With Pennsylvania’s 67 counties under a mandate to replace their voting systems in time for the 2020 elections, election officials will be facing difficult decisions. But county commissioners — the people voters elect for that purpose — might be frozen out of selecting the voting machines residents will use for more than a decade. Under Pennsylvania’s election code, the county election board is empowered to make decisions on election-related equipment. In most years, county commissioners also serve on the elections board in their counties. However, the commissioners are barred from serving on the board in years they are running for re-election. Next year — 2019 — is an election year for county commissioners. In Mercer County, commissioners Matt McConnell, Scott Boyd and Tim McGonigle could all be running for re-election. If they do, they could be prohibited from choosing Mercer County’s new voting system, which could carry up-front costs of about $1 million. McGonigle said the commissioners would seek guidance on the matter from solicitor William Madden.
McConnell, the commission chairman, has been a critic of Gov. Tom Wolf’s order for counties to adopt new voting systems that will establish a paper trail for votes cast. The county has maintained its current Election Systems & Software iVotronic devices, which McConnell said don’t need to be replaced.
The issue over whether the commissioners will be able to make election-related decisions next year is another unnecessary nuisance, he said.

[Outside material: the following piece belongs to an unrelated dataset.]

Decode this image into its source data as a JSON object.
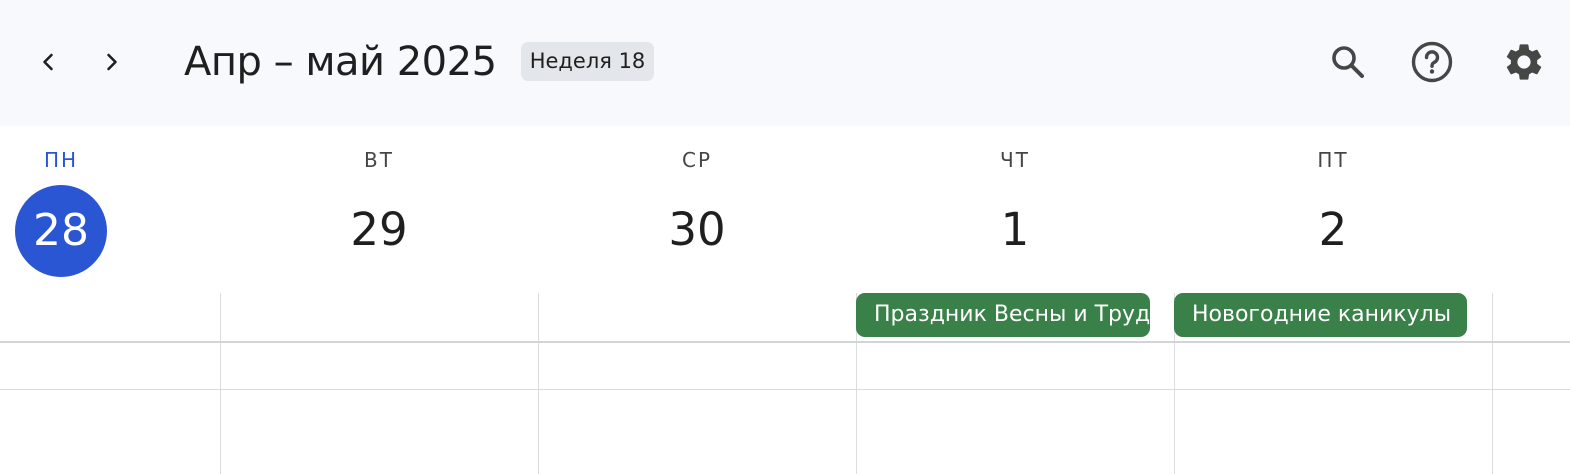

“It couldn’t be worse timing,” McConnell said of the governor’s order.